The deer mouse is the most abundant and widely distributed mammal in North America. Because of their small size, the rodents can gain entry into homes, buildings, or other structures. There, they nest, breed, and store food. Since the pests are good climbers, deer mice in attics are a common issue, especially in residential areas near parks or fields.
Identifying Deer Mice
These small mice have soft, gray fur on the upper parts of their bodies and white undersides. Deer mice often have a faint, darker stripe down the middle of their uniformly colored backs. Their long tails are bi-colored with tufts of white fur at the tips, and they have prominent ears, coarse whiskers, and large, black eyes.
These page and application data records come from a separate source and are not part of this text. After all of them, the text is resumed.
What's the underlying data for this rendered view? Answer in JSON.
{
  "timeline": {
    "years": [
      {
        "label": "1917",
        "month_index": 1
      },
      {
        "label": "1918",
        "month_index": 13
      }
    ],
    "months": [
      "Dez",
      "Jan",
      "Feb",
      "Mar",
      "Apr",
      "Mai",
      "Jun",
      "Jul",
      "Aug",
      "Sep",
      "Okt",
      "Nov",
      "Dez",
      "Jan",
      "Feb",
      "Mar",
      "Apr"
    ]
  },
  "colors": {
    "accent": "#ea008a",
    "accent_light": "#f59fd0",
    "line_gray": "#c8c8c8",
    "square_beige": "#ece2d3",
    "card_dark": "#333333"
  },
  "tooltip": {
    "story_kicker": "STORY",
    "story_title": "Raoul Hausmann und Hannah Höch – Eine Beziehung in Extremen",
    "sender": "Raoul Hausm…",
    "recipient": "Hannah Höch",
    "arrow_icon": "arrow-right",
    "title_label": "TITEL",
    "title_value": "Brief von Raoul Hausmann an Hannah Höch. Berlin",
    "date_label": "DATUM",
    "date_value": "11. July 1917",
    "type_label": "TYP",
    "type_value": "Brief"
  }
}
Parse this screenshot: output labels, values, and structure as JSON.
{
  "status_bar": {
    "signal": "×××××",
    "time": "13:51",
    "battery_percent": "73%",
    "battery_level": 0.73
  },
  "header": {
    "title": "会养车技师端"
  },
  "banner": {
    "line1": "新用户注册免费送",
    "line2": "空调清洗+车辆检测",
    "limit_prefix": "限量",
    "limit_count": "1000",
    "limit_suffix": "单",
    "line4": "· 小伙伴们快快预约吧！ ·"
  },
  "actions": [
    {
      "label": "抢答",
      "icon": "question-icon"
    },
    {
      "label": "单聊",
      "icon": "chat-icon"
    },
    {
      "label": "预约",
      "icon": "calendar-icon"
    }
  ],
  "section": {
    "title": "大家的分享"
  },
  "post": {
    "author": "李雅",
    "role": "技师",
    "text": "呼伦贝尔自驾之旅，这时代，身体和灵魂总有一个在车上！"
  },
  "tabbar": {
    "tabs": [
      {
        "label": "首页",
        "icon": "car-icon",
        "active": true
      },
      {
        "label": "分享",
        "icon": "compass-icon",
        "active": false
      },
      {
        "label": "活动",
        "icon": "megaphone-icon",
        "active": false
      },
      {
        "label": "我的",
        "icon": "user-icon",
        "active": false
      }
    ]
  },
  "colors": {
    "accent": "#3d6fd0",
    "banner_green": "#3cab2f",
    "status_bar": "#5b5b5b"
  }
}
Both species of deer mouse found in the Mid-Atlantic region can live in attics.
Deer Mouse Damage
Once indoors, deer mice will shred upholstery, mattresses, clothing, paper, and any other material suitable for lining their nests. Stored, undisturbed furniture and clothes are especially likely to be targeted. At night, when the pests are most active, deer mice in the attic make scratching and scurrying noises, which can disrupt homeowners’ sleep.
Additionally, deer mice in attics leave droppings wherever they travel. Not only do these create an unsightly mess and bad smell, but they can spread disease. The deer mouse is the principle reservoir of Sin Nombre virus, which causes Hantavirus Pulmonary Syndrome in humans. These pests are also associated with the spread of Lyme disease.
Rodent-proof construction is the most effective way to keep these pests out of buildings. Deer mice in the attic enter most frequently through chimneys, loose shingles, and crawl space entrances, so homeowners will want to properly screen, cap, or close any gaps in these areas. Steel wool can be used as a temporary plug for openings. For long-term solutions to deer mouse issues, contact the professionals at Western Pest.